One thinks sometimes how much more alive such people would be if they suffered! If they can’t be happy, let them at least be unhappy—really, really unhappy for once, and then they might become truly human.
Then love, which can’t be helped, slips into the death drive. The death drive seeks comfort and knowledge of the future. It wants the final answer and is afraid of life. It is weary of life. It is weary of self-containment, the continuation of its purpose, the channeling of the energies of the self. It wants to step into the oblivion of someone else, and its heart races at annihilation. It renounces and gives up renouncing equally.
Blessed is he who leaves in the morning without any promise of love. And blessed is the woman who can answer for herself, What about living? What is it about living that you want?
If you want my cunt to take your cum, or to turn me into an animal who can take it, I’ll learn astrology. I’ll be the stupidest whore you ever met; forget everything to kiss the head of the little nothing you give me, if you want
boundaries, Sheila. Barriers. We need them. They let you love someone. Otherwise you might kill them.”
And that was how Anthony saw himself—as an artist—whereas Uri had the simple goal of the craftsman: excellence.
One is a reproduction of the human type—one sleeps like other humans, eats like other humans, loves like other humans, and is born and dies like all other humans. We are gestures, but we less resemble an original painting than one unit of a hundred thousand copies of a book being sold.
There are people whose learning is so great, they seem to inhabit a different realm of species-hood entirely. Somehow, they appear untroubled by the nullness. They are filled up with history and legends and beautiful poetry and all the gestures of all the great people down through time. When they talk, they are carried on a sea of their own belonging. It is like they were born to be fathers to us all. I should like one day to impale them all on a long stick.
“Love is a battle between the sexes in which the man always wins because that’s more erotic for everyone!”
Margaret Mead said: “The major task of every civilization is to get the fathers involved in the child-rearing process.”
I saw it all so clearly: I had come to New York as a student, like it was my teacher. And hadn’t I always gone into the world making everyone and everything a lesson in how I should be? Somehow I had turned myself into the worst thing in the world: I was just another man who wanted to teach me something!
I was starting to feel like I had made a mistake; it was incredibly stupid to leave the salon. I loved it there! And how would I make money now? It was so clear to me: the happiness I felt at the salon had been real, and I was giving it up out of some ill-considered vanity; the need to protect my image in Uri’s eyes. As the moments passed, my decision became more irrevocable, and my life at the salon slipped farther away; I would soon have no place there at all. My panic increased as I tried to think of ways I could take my resignation back, meanwhile trying to remind myself that the point of ...more

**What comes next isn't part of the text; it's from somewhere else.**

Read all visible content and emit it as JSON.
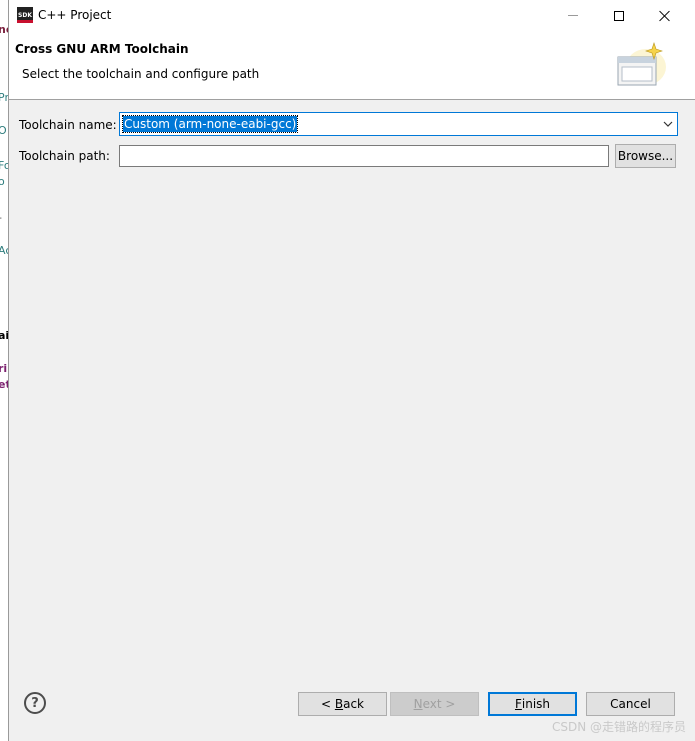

3. There are few answers, I think, to many of our problems. 4. We just have to live through things.
for all of our fears and all of our certainty, the bonds that unite us will remain a secret from us, always.
into my head came the idea of fences; how when you have something you value, the next thing you have to do is build a fence around it. As it has been said, Tithes are a fence for wealth. Vows are a fence for abstinence. Silence is a fence for wisdom. These fences do not protect what we value from other people, like those fences that prevent things from being stolen away. These are fences against our own selves; against what in our selves can chase what we value away.